Assembly Rule 61. Questions of privilege. Questions of privilege are under the immediate control of the presiding officer and the assembly. Such questions pertain to the rights, integrity, and safety of the assembly collectively, to the rights, reputation, or conduct of members of the assembly in their representative capacity, or to the conduct of government in general.
(1) "Assembly privilege"
: With recognition by the presiding officer, any member may raise and discuss a question pertaining to the safety, dignity, decorum, comfort, rights, organization, or officers of the assembly that requires immediate attention.
(2) "Personal privilege"
: With recognition by the presiding officer, any member may rise to explain a personal matter that affects the rights, reputation, and conduct of the member in his or her representative capacity. A pending question may not be discussed in the explanation.
(3) "Special privilege"
: Any member desiring to make a statement on a matter other than one of assembly or personal privilege may rise and, with recognition by the presiding officer and within any time limits determined by the presiding officer or the assembly, may discuss any subject relative to state or local government, the conduct of public officials in relation to their official duties, or other matters concerning the public welfare, or any question pertaining to the rights of the assembly collectively, its safety, dignity, or the integrity of its proceedings.
A member may raise a question of assembly or personal privilege at any time. Questions of assembly privilege take precedence over questions of personal privilege and both take precedence over all other questions except a motion to adjourn, a call of the assembly, a motion to lift a call of the assembly, or a motion to recess.
(b) Questions of special privilege may not be raised when any matter is under consideration by the assembly.
(5) Questions of assembly or personal privilege have precedence only insofar as they require immediate consideration.

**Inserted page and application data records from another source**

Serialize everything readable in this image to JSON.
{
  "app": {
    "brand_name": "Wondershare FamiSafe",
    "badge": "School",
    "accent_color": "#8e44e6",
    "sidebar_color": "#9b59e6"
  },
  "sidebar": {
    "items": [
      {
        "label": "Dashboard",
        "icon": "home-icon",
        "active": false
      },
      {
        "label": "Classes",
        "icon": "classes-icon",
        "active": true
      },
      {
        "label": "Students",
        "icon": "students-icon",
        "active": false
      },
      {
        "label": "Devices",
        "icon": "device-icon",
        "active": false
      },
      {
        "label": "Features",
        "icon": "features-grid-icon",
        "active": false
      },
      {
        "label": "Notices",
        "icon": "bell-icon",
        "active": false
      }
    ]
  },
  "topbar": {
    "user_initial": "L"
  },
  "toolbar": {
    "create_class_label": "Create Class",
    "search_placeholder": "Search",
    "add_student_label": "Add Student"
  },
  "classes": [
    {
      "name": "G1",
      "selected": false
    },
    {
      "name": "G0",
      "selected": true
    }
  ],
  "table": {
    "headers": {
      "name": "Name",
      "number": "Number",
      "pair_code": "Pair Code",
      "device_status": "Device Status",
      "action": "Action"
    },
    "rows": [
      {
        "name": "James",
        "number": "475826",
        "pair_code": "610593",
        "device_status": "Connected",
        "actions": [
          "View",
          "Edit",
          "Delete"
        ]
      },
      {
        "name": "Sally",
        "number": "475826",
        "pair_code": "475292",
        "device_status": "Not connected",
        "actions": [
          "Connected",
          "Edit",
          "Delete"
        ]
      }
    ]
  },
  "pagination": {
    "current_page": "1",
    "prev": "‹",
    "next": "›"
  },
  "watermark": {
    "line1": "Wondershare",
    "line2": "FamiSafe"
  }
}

(6) Once a question of privilege is before the assembly, it is subject to debate and to all proper motions. When the question of privilege has been disposed of, the business of the assembly is resumed at the point at which it was interrupted.